>> my most memorable moment, i decided to take a year off to go do some more reporting. and i was in eastern europe in the shipwith regard whyard when the revolt s were going on, got to meet the revolutionary leader, knocked on the door of their apartment and they were talking about what was going on happen in those revolutions. and you see the freeflow of information whether it's a fax machine to satellite tv or cnn breaking the stranglehold of power on eastern europe .
>> that's really cool.
>> you talked to him in '80, '81 --
>> -- could you tell at that moment that --
>> -- history was turning, that it was about to be bent?
>> here's what you can tell, which i worry about the current twitter and facebook revolutions. you can tell that there was a movement happening but with real leaders who had been tested by standing on the gates of the shipyard or going to jail as javel had done. and this is another story that you did when you did the man of the year on it, tend to be leaderless. they don't have somebody forged by fire leading them. and that was the big difference of the revolutions of the '80s and the fall of communism .
>> all right. the new cover of "time" is "the republican savior." rick stengel, thank you so much. walter , thank you as well.
>> it's always good to be on with a great successful editor.

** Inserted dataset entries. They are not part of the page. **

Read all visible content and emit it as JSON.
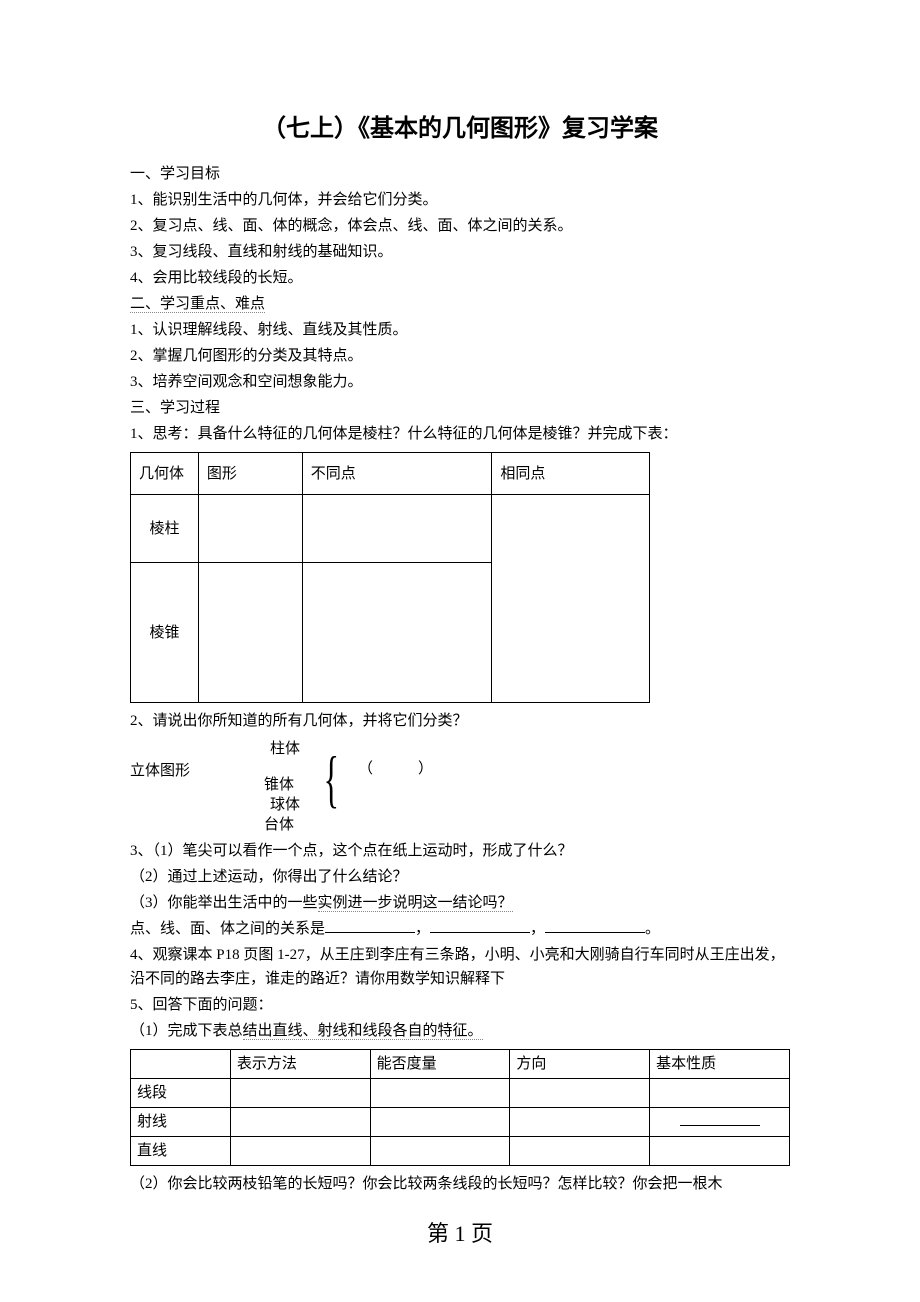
{
  "title": "（七上）《基本的几何图形》复习学案",
  "s1h": "一、学习目标",
  "s1": {
    "i1": "1、能识别生活中的几何体，并会给它们分类。",
    "i2": "2、复习点、线、面、体的概念，体会点、线、面、体之间的关系。",
    "i3": "3、复习线段、直线和射线的基础知识。",
    "i4": "4、会用比较线段的长短。"
  },
  "s2h": "二、学习重点、难点",
  "s2": {
    "i1": "1、认识理解线段、射线、直线及其性质。",
    "i2": "2、掌握几何图形的分类及其特点。",
    "i3": "3、培养空间观念和空间想象能力。"
  },
  "s3h": "三、学习过程",
  "q1": "1、思考：具备什么特征的几何体是棱柱？什么特征的几何体是棱锥？并完成下表：",
  "t1": {
    "h0": "几何体",
    "h1": "图形",
    "h2": "不同点",
    "h3": "相同点",
    "r1": "棱柱",
    "r2": "棱锥"
  },
  "q2": "2、请说出你所知道的所有几何体，并将它们分类？",
  "diag": {
    "root": "立体图形",
    "a": "柱体",
    "b": "锥体",
    "c": "球体",
    "d": "台体",
    "blank": "（　　　）"
  },
  "q3": {
    "a": "3、（1）笔尖可以看作一个点，这个点在纸上运动时，形成了什么？",
    "b": "（2）通过上述运动，你得出了什么结论？",
    "c_pre": "（3）你能举出生活中的一些",
    "c_mid": "实例进一步说",
    "c_mid2": "明这一结论吗？",
    "d_pre": "点、线、面、体之间的关系是",
    "d_sep": "，",
    "d_end": "。"
  },
  "q4": "4、观察课本 P18 页图 1-27，从王庄到李庄有三条路，小明、小亮和大刚骑自行车同时从王庄出发，沿不同的路去李庄，谁走的路近？请你用数学知识解释下",
  "q5": {
    "h": "5、回答下面的问题：",
    "a_pre": "（1）完成下表总",
    "a_mid": "结出直线、射线和线段各自的特征。"
  },
  "t2": {
    "h1": "表示方法",
    "h2": "能否度量",
    "h3": "方向",
    "h4": "基本性质",
    "r1": "线段",
    "r2": "射线",
    "r3": "直线"
  },
  "q5b": "（2）你会比较两枝铅笔的长短吗？你会比较两条线段的长短吗？怎样比较？你会把一根木",
  "footer": "第 1 页"
}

>>> up next, " morning joe " theater guru, jordan roth takes us behind the scenes of barry